The hashtag she viralized on Twitter and Instagram ) #ThisMama — shares her life on tour as a mom. She posts pictures of herself with her daughter before or after big matches. She supports charities and programs to fight the unknown dark sides of motherhood.
Serena helps transform mentalities. She imposes respect for her private balance between family life and an intense, sometimes hectic career. It is a significant achievement in women sports when talking about periods is already out of line.
Is coming back the new black?
Want it or not, maternity is now something to talk about in women’s sports. Why today? Perhaps because nobody felt like doing it earlier. Common negative biases were a not-to-be-discussed norm. Of which women’s frequent comebacks appear as a direct consequence.
Men returning to a field they quit are exceptions.

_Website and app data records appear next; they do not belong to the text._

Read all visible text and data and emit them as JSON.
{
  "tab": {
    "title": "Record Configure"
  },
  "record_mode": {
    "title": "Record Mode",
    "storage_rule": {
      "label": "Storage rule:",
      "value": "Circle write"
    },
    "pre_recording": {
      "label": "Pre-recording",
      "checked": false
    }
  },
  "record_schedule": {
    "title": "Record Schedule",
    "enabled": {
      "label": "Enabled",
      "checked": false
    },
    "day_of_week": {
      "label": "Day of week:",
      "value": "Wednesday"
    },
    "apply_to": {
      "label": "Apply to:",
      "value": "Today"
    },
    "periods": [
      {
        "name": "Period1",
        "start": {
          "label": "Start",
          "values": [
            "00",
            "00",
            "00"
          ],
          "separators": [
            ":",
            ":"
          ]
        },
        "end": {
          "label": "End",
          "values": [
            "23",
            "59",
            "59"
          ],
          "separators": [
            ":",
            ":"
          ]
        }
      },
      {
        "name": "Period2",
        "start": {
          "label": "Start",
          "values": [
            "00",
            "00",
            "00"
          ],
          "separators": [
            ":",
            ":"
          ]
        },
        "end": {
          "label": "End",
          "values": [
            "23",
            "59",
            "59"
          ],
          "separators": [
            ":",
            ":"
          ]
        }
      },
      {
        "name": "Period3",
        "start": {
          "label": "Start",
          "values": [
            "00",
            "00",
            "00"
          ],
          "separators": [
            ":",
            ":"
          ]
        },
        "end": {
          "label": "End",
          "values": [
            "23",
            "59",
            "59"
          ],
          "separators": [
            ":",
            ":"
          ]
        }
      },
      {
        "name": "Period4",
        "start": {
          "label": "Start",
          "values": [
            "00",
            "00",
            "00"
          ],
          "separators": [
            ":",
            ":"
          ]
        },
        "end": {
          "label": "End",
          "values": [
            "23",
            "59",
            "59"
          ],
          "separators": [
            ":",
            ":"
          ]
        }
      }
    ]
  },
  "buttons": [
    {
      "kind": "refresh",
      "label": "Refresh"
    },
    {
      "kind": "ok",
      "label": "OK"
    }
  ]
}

Their retirement decision is more assertive because it happens later in their career and more freely than most women athletes. Men can’t hear that tic-tac clocking in their tummy, can they?
Mother athletes also have difficulties in achieving a new balance after giving birth. During their careers, they stand at the hyper-center of their lives. Reinventing an identity in motherhood may be disturbing, despite fulfillment and happiness. -
Kim Clijsters, a four-time Grand Slam winner, former world №1, and mother of three, will return to competition after a seven-year hiatus. It will be her second comeback. In 2007, she went away for two years to give birth to her first child, heralding a plain retirement at the time.
At 36, she certainly can compete at a significant level. Which one? Nobody knows.
“I love the game. I love watching and commenting, but I also need to stand in the middle of that court again,” she said to explain her comeback. She also needed to provide herself with the motivation to get back in shape and escape her daily routine as a mother. “I don’t feel like I have anything to prove. It’s mostly the challenge I’m looking for. Some of my friends want to run a marathon. I want to know if I can still perform at a level I find acceptable. This is my marathon.”
Does this sound familiar with what Federer (38) says about retiring? He will quit the game when he will no longer feel able to perform at the highest level. His four children don’t appear in the picture. Neither for him or tennis observers. How come?
I am a writer, speaker, Paralympian, mother of twins, and constant dreamer. I earned bronze in singles and doubles in Beijing 2008 as a wheelchair tennis player.